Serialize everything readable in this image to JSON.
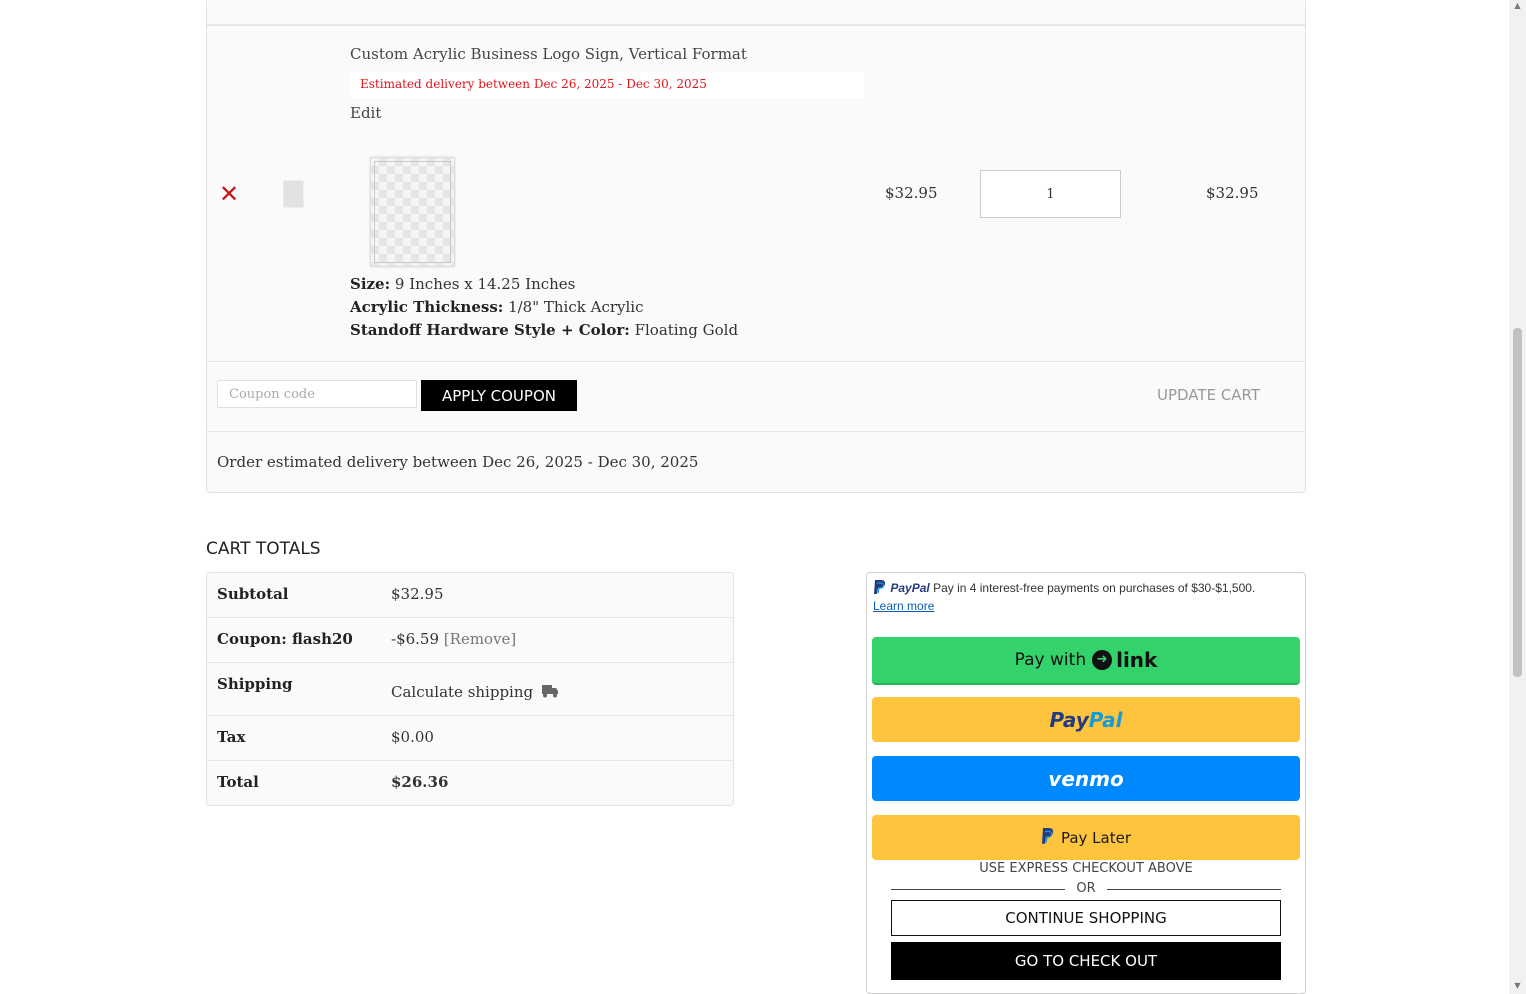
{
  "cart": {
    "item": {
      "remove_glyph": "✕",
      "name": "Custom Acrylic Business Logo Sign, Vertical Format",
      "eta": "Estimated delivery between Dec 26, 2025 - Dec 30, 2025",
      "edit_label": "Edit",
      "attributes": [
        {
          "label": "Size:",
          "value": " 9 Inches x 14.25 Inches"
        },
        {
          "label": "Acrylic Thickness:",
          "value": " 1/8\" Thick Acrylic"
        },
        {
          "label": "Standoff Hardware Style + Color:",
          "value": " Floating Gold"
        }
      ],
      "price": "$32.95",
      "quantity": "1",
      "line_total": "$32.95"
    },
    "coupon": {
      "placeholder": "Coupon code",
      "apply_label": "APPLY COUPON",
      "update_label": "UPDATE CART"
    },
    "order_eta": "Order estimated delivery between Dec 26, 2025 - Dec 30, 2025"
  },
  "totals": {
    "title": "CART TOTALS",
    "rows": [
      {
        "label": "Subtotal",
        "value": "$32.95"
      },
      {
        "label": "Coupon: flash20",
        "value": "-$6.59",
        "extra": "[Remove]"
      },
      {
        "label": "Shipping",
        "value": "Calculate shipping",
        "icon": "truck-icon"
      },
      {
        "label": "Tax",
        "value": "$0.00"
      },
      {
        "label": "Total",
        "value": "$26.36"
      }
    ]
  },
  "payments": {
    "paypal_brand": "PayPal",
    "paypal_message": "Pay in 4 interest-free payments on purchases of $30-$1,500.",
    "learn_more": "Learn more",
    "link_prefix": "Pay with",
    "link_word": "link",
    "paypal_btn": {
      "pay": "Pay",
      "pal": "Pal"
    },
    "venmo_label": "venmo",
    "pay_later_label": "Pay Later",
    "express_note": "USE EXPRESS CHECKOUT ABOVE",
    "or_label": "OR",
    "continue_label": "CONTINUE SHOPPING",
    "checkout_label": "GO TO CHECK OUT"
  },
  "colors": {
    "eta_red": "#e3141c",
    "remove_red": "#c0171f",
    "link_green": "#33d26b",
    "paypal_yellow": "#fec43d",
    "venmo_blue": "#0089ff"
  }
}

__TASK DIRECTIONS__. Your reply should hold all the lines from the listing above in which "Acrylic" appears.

__RESULT OF THIS TASK__.
      "name": "Custom Acrylic Business Logo Sign, Vertical Format",
          "label": "Acrylic Thickness:",
          "value": " 1/8\" Thick Acrylic"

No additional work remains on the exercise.